Edward Moogk's Roll Back The Years on p. 62 states: "Operations started up in other Ontario centres. In Hamilton, the Newbigging Cabinet Company, specialists in player-piano rolls and record cabinets, came out with its Musicphone, a Canadian-built machine with an electrical motor, capable of playing both vertical and lateral cut records."

Newbigging experimented with manufacturing a phonograph back in 1909. Initially it was named the "Clarion Musicphone". From Canadian Music Trades Journal, August, 1916, p. 91:

"After years of experimenting, and a close connection with the talking machine trade by reason of their supplying talking machine and record cabinets for all makes of machines, the Newbigging Cabinet Co. of Hamilton have completed a new line of machines which are now ready for the market. The new machine has been named the "Clarion Musicphone". It is a high grade make, and the Journal is informed that the Newbigging firm does not purpose putting out any low priced models. As will be seen from the firm's announcement elsewhere in this issue, the cabinet is one of artistic lines. The motor is operated with storage batteries, and one of the chief features is that when the switch is turned on the motor board immediately starts off at full speed. The firm's announcement goes into details describing the sound-box, tone arm, and the other parts.

"The fact that the head of this firm, Mr. R.P. Newbigging, has for long had an intimate knowledge of the talking machine business and has already well established connection all over the Dominion, augurs well for Clarion Musicphone. The accompanying photograph shows the cabinet of this machine, which was made in the year 1909 with a screen in the front of fine brass wire mesh. "Not only was this cabinet made in our factory", concluded Mr. Newbigging, "but the two-spring motor, tone arm and soundbox were all made in Hamilton. For the construction of the cabinet we had nothing to go by but a verbal description of the machine. It is a far cry from this first attempt in 1909 to the electrically driven machine that we have today. From that day to this we have never stopped thinking talking machines."

For many years prior to August, 1916, the Newbigging Cabinet Company supplied cabinets for phonographs, records and cylinders. They advertised extensively in the Canadian Music Trades Journal. In August 1916 they introduced their own phonograph, the "Clarion Musicphone".

CMTJ, August, 1915, p. 85.

The earliest display ads in the Canadian Music Trades Journal, August, 1916, p. 72-73, refer to their electric phonograph as the "Clarion Musicphone".

Canadian Music Trades Journal, September, 1916, p. 41.

Canadian Music Trades Journal, September, 1916, p. 45. From September, 1916, the "Clarion Musicphone" is simply called the "Musicphone".

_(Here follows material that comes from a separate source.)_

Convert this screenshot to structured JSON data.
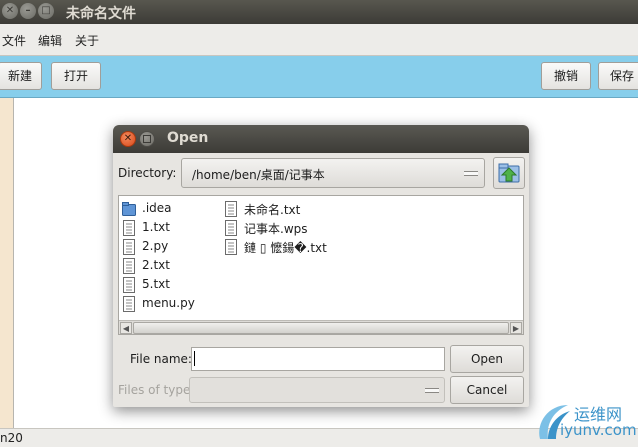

Canadian Music Trades Journal, November, 1916, p. 16-17.

Toronto Daily Star, December 16, 1916, p. 2.

Regina Leader-Post, July 23, 1917, p. 7.

Canadian Music Trades Journal, September, 1917, p. 30.

Canadian Music Trades Journal, November, 1917, p. 36.

Canadian Music Trades Journal, June, 1918, p. 32.

Montreal Gazette, December 17, 1919, p. 16.

Montreal Gazette, December 17, 1920, p. 16.

Machine for sale in St. Jacobs, Ontario, June 2009 (photos by Keith Wright).

A tabletop Musicphone for sale through Facebook Marketplace in 2023.